Task item: What you produce should match the records exactly, line for line.

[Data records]
┌────────
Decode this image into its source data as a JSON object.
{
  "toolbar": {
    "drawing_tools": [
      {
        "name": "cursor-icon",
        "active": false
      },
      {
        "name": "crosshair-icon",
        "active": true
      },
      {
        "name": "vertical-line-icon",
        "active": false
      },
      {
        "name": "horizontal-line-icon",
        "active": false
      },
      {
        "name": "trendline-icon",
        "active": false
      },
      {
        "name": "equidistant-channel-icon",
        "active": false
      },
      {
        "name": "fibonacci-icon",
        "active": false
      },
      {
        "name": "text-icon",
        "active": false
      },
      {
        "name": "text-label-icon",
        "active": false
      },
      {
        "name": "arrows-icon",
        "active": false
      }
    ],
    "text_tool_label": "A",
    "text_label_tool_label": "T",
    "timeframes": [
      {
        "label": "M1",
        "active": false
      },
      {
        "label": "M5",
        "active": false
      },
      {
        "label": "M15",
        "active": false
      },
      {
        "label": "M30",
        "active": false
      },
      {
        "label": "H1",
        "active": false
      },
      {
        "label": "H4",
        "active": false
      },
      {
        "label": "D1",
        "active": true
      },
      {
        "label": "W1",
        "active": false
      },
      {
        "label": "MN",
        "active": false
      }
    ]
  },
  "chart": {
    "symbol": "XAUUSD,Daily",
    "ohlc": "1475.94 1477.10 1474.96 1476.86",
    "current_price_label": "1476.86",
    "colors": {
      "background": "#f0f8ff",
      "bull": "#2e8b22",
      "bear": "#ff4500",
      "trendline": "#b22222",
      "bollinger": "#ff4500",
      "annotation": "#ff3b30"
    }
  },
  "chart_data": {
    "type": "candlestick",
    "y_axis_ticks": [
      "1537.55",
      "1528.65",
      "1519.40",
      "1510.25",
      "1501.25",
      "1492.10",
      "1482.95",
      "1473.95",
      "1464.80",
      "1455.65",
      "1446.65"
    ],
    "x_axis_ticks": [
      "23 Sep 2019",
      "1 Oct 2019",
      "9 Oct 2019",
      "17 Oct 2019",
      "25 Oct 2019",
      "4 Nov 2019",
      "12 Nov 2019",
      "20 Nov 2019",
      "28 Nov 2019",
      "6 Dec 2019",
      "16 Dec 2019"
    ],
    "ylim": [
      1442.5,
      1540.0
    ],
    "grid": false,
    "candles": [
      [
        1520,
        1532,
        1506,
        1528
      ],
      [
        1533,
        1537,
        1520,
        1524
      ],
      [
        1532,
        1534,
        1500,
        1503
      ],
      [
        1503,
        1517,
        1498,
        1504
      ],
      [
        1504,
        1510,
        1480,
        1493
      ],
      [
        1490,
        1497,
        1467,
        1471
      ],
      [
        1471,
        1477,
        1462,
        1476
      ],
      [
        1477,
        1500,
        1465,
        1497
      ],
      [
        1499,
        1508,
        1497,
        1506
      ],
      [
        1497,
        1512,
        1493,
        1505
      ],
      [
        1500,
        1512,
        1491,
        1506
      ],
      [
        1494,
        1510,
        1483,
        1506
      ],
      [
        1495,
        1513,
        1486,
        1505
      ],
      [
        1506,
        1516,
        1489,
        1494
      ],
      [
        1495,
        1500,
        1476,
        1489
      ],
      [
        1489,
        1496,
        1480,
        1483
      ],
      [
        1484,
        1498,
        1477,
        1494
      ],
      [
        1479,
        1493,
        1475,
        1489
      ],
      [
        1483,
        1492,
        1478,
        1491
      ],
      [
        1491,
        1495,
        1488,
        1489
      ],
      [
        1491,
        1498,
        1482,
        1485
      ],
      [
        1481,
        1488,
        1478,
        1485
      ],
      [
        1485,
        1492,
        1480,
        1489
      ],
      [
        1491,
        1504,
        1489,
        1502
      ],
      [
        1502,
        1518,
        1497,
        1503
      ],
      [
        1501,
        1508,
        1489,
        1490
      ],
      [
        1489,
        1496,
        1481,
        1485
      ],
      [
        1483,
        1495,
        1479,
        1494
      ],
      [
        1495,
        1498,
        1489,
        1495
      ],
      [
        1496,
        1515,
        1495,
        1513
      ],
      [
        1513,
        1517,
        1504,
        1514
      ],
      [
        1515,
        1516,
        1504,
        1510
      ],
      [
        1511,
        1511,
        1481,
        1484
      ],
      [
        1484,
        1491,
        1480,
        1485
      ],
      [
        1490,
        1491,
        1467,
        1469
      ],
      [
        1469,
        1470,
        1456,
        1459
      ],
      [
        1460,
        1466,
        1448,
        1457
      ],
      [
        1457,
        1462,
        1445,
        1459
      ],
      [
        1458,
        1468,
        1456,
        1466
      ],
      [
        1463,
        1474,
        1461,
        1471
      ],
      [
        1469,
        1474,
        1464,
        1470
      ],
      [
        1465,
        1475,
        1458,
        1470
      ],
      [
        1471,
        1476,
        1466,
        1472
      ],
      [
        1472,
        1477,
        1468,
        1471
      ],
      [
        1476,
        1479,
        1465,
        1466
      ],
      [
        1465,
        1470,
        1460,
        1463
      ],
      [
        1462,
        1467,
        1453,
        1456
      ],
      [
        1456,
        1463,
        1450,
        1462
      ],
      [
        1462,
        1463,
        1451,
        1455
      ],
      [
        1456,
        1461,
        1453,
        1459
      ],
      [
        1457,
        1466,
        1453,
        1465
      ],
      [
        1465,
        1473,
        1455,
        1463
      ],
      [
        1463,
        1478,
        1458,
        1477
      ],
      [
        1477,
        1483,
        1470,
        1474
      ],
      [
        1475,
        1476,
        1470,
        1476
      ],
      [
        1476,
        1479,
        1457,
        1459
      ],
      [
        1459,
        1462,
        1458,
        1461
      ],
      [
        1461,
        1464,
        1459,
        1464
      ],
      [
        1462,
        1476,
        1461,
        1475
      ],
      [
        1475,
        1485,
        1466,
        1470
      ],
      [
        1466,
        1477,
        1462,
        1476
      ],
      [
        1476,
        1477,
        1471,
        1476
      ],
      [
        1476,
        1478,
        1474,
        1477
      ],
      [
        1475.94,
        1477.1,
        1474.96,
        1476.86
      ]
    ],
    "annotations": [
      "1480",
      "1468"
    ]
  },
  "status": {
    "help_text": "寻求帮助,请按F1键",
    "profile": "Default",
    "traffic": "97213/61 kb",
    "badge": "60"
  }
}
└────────
Output below:
Decode this image into its source data as a JSON object.
{
  "toolbar": {
    "drawing_tools": [
      {
        "name": "cursor-icon",
        "active": false
      },
      {
        "name": "crosshair-icon",
        "active": true
      },
      {
        "name": "vertical-line-icon",
        "active": false
      },
      {
        "name": "horizontal-line-icon",
        "active": false
      },
      {
        "name": "trendline-icon",
        "active": false
      },
      {
        "name": "equidistant-channel-icon",
        "active": false
      },
      {
        "name": "fibonacci-icon",
        "active": false
      },
      {
        "name": "text-icon",
        "active": false
      },
      {
        "name": "text-label-icon",
        "active": false
      },
      {
        "name": "arrows-icon",
        "active": false
      }
    ],
    "text_tool_label": "A",
    "text_label_tool_label": "T",
    "timeframes": [
      {
        "label": "M1",
        "active": false
      },
      {
        "label": "M5",
        "active": false
      },
      {
        "label": "M15",
        "active": false
      },
      {
        "label": "M30",
        "active": false
      },
      {
        "label": "H1",
        "active": false
      },
      {
        "label": "H4",
        "active": false
      },
      {
        "label": "D1",
        "active": true
      },
      {
        "label": "W1",
        "active": false
      },
      {
        "label": "MN",
        "active": false
      }
    ]
  },
  "chart": {
    "symbol": "XAUUSD,Daily",
    "ohlc": "1475.94 1477.10 1474.96 1476.86",
    "current_price_label": "1476.86",
    "colors": {
      "background": "#f0f8ff",
      "bull": "#2e8b22",
      "bear": "#ff4500",
      "trendline": "#b22222",
      "bollinger": "#ff4500",
      "annotation": "#ff3b30"
    }
  },
  "chart_data": {
    "type": "candlestick",
    "y_axis_ticks": [
      "1537.55",
      "1528.65",
      "1519.40",
      "1510.25",
      "1501.25",
      "1492.10",
      "1482.95",
      "1473.95",
      "1464.80",
      "1455.65",
      "1446.65"
    ],
    "x_axis_ticks": [
      "23 Sep 2019",
      "1 Oct 2019",
      "9 Oct 2019",
      "17 Oct 2019",
      "25 Oct 2019",
      "4 Nov 2019",
      "12 Nov 2019",
      "20 Nov 2019",
      "28 Nov 2019",
      "6 Dec 2019",
      "16 Dec 2019"
    ],
    "ylim": [
      1442.5,
      1540.0
    ],
    "grid": false,
    "candles": [
      [
        1520,
        1532,
        1506,
        1528
      ],
      [
        1533,
        1537,
        1520,
        1524
      ],
      [
        1532,
        1534,
        1500,
        1503
      ],
      [
        1503,
        1517,
        1498,
        1504
      ],
      [
        1504,
        1510,
        1480,
        1493
      ],
      [
        1490,
        1497,
        1467,
        1471
      ],
      [
        1471,
        1477,
        1462,
        1476
      ],
      [
        1477,
        1500,
        1465,
        1497
      ],
      [
        1499,
        1508,
        1497,
        1506
      ],
      [
        1497,
        1512,
        1493,
        1505
      ],
      [
        1500,
        1512,
        1491,
        1506
      ],
      [
        1494,
        1510,
        1483,
        1506
      ],
      [
        1495,
        1513,
        1486,
        1505
      ],
      [
        1506,
        1516,
        1489,
        1494
      ],
      [
        1495,
        1500,
        1476,
        1489
      ],
      [
        1489,
        1496,
        1480,
        1483
      ],
      [
        1484,
        1498,
        1477,
        1494
      ],
      [
        1479,
        1493,
        1475,
        1489
      ],
      [
        1483,
        1492,
        1478,
        1491
      ],
      [
        1491,
        1495,
        1488,
        1489
      ],
      [
        1491,
        1498,
        1482,
        1485
      ],
      [
        1481,
        1488,
        1478,
        1485
      ],
      [
        1485,
        1492,
        1480,
        1489
      ],
      [
        1491,
        1504,
        1489,
        1502
      ],
      [
        1502,
        1518,
        1497,
        1503
      ],
      [
        1501,
        1508,
        1489,
        1490
      ],
      [
        1489,
        1496,
        1481,
        1485
      ],
      [
        1483,
        1495,
        1479,
        1494
      ],
      [
        1495,
        1498,
        1489,
        1495
      ],
      [
        1496,
        1515,
        1495,
        1513
      ],
      [
        1513,
        1517,
        1504,
        1514
      ],
      [
        1515,
        1516,
        1504,
        1510
      ],
      [
        1511,
        1511,
        1481,
        1484
      ],
      [
        1484,
        1491,
        1480,
        1485
      ],
      [
        1490,
        1491,
        1467,
        1469
      ],
      [
        1469,
        1470,
        1456,
        1459
      ],
      [
        1460,
        1466,
        1448,
        1457
      ],
      [
        1457,
        1462,
        1445,
        1459
      ],
      [
        1458,
        1468,
        1456,
        1466
      ],
      [
        1463,
        1474,
        1461,
        1471
      ],
      [
        1469,
        1474,
        1464,
        1470
      ],
      [
        1465,
        1475,
        1458,
        1470
      ],
      [
        1471,
        1476,
        1466,
        1472
      ],
      [
        1472,
        1477,
        1468,
        1471
      ],
      [
        1476,
        1479,
        1465,
        1466
      ],
      [
        1465,
        1470,
        1460,
        1463
      ],
      [
        1462,
        1467,
        1453,
        1456
      ],
      [
        1456,
        1463,
        1450,
        1462
      ],
      [
        1462,
        1463,
        1451,
        1455
      ],
      [
        1456,
        1461,
        1453,
        1459
      ],
      [
        1457,
        1466,
        1453,
        1465
      ],
      [
        1465,
        1473,
        1455,
        1463
      ],
      [
        1463,
        1478,
        1458,
        1477
      ],
      [
        1477,
        1483,
        1470,
        1474
      ],
      [
        1475,
        1476,
        1470,
        1476
      ],
      [
        1476,
        1479,
        1457,
        1459
      ],
      [
        1459,
        1462,
        1458,
        1461
      ],
      [
        1461,
        1464,
        1459,
        1464
      ],
      [
        1462,
        1476,
        1461,
        1475
      ],
      [
        1475,
        1485,
        1466,
        1470
      ],
      [
        1466,
        1477,
        1462,
        1476
      ],
      [
        1476,
        1477,
        1471,
        1476
      ],
      [
        1476,
        1478,
        1474,
        1477
      ],
      [
        1475.94,
        1477.1,
        1474.96,
        1476.86
      ]
    ],
    "annotations": [
      "1480",
      "1468"
    ]
  },
  "status": {
    "help_text": "寻求帮助,请按F1键",
    "profile": "Default",
    "traffic": "97213/61 kb",
    "badge": "60"
  }
}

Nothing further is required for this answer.